And yet notice something else unique to Luke’s version of this story. Unlike in Matthew and Mark Jesus does not just say his followers must take up their cross. In Luke, he says we must take up our cross “daily.”
The Christian life is not necessarily one of obvious imitation of Our Lord’s literal martyrdom. But it is a matter of dying daily to self.
Every crucified person was put to the pain and humiliation of carrying their own cross to the place of their final execution. This is a bit like being forced to dig your own grave. It is a terrifying reminder of your own imminent death and a degrading compulsion to participate in your own death. This is what we are told by our Lord it means to follow him.
Did you ever hear somebody refer to some minor problem in their life as “their cross to bear?” This is not what it means. Having a cross to bear is not a matter of putting up with a personal annoyance.
Bearing the cross is the way we follow the Lord Jesus Christ.

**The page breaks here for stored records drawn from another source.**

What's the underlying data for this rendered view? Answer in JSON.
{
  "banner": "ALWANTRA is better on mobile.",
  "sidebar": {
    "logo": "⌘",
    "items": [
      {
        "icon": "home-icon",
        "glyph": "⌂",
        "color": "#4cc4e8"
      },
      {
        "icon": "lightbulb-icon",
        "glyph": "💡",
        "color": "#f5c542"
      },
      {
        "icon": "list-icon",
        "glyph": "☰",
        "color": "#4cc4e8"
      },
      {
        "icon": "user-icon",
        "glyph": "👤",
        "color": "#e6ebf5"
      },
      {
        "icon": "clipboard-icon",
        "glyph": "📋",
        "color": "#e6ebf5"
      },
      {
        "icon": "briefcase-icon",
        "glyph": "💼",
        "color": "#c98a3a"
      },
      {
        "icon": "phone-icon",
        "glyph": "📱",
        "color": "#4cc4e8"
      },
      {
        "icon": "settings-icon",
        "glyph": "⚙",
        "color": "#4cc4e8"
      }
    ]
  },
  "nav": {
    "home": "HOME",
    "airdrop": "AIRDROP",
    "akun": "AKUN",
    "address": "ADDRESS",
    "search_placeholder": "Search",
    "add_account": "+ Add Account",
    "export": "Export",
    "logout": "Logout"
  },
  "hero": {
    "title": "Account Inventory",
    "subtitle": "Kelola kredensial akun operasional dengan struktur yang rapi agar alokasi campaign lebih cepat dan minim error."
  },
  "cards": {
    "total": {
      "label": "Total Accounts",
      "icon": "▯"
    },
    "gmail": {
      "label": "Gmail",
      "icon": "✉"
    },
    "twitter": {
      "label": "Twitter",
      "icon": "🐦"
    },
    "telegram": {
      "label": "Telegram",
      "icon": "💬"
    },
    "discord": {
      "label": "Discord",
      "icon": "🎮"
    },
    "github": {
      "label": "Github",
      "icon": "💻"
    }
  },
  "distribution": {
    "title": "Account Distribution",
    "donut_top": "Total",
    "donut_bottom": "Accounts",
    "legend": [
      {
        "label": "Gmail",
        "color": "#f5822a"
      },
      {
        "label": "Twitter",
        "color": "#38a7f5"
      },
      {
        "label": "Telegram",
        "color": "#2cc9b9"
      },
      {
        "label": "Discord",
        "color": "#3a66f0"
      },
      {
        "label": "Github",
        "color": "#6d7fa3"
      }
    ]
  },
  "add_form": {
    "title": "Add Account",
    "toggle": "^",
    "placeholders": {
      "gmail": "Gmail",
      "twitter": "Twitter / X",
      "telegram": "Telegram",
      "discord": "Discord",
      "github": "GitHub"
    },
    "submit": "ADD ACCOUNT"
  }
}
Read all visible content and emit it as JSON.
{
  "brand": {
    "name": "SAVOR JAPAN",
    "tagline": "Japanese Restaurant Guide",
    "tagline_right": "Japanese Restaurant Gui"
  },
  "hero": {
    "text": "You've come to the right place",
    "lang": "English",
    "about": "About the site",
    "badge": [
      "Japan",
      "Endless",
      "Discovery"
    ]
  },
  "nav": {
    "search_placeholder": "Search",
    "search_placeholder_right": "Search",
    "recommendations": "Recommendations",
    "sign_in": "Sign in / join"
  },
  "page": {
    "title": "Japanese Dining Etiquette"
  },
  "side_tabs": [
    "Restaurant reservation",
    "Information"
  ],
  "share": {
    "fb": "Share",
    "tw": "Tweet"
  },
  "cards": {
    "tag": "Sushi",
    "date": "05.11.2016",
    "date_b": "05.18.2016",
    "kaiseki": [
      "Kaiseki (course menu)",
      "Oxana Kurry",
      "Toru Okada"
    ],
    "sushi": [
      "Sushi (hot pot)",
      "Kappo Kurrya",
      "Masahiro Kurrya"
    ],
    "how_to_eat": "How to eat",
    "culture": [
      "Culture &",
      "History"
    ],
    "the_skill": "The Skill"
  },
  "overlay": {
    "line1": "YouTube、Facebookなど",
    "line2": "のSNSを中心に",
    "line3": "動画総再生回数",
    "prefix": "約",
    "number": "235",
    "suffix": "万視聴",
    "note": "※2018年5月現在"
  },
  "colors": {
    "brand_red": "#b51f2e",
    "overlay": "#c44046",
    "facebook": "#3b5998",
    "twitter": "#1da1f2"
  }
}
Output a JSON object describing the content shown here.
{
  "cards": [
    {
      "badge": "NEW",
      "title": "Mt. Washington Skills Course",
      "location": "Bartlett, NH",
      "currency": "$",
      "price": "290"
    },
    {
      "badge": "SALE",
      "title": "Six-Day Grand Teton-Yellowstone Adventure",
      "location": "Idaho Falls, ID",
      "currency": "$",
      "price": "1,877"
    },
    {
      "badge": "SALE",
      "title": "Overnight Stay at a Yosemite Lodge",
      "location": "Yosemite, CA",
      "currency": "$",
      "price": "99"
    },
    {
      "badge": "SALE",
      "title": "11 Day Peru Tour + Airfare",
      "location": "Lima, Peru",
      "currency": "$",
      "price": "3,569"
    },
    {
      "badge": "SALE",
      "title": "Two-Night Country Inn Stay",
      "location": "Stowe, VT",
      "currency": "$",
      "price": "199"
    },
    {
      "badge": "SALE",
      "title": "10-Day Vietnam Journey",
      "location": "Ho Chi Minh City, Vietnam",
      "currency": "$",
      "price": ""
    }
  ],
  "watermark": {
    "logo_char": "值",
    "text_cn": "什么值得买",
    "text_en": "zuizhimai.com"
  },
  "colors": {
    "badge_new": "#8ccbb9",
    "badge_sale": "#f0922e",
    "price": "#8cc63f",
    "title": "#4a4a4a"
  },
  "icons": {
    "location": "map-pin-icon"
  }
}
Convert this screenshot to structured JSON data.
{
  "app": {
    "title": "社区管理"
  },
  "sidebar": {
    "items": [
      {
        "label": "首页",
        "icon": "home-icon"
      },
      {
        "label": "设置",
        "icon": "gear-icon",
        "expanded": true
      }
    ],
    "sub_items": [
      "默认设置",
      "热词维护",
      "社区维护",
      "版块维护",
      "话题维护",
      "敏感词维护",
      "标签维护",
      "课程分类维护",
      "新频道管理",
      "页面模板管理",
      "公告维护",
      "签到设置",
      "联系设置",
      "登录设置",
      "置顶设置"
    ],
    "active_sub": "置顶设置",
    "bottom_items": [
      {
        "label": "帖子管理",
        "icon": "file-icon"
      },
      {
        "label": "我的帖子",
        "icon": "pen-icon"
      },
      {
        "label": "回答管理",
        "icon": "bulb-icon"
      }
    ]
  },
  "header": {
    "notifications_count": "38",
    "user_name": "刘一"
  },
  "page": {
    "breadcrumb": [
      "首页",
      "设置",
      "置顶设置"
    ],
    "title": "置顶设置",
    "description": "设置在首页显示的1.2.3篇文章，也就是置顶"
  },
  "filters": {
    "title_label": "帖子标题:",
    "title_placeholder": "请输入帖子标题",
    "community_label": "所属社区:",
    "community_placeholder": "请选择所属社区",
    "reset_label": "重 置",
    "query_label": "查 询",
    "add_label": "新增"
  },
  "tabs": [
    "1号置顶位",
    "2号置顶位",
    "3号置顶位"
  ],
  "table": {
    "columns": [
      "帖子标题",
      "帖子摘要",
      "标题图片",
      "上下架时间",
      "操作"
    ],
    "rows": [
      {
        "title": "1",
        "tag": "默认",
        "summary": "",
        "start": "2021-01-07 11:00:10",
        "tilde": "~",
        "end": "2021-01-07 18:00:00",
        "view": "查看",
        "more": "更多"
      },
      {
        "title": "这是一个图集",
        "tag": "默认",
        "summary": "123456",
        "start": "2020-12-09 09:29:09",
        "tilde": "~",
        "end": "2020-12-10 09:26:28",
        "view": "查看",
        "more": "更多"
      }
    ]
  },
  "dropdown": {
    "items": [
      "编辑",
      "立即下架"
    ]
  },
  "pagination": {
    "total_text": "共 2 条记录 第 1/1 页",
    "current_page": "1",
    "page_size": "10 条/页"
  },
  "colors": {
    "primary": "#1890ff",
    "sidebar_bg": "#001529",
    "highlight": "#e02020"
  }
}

Discipleship is a daily affair, a matter of day in and day out accepting the burden of living each day as if it were our last, putting our own beloved selves to death.
This sounds a bit grim, and maybe it is. But we lose our lives for his sake in order to save our lives. And remember what Jesus says about a disciple and his teacher. “Every one when he is fully taught will be like his teacher.”
By taking up the cross daily we are not just putting up with annoyances or building character. We are becoming like our teacher. We are becoming like Christ.
Because it is in the imitation of Christ that we get to know who Christ is, and it is in the imitation of Christ that we become like him.
He accompanies us in our suffering and trials, and it is in that dying to self that we come to know him for who he is.
The question remains: “Who do you say I am?” There is only one way to find out. We can say the true words: “You are the Christ of God.” But to know what it means we must walk in his way. We persevere under the burden of the cross because there under that weight we come to really know the one who carried it first—and carried it for us.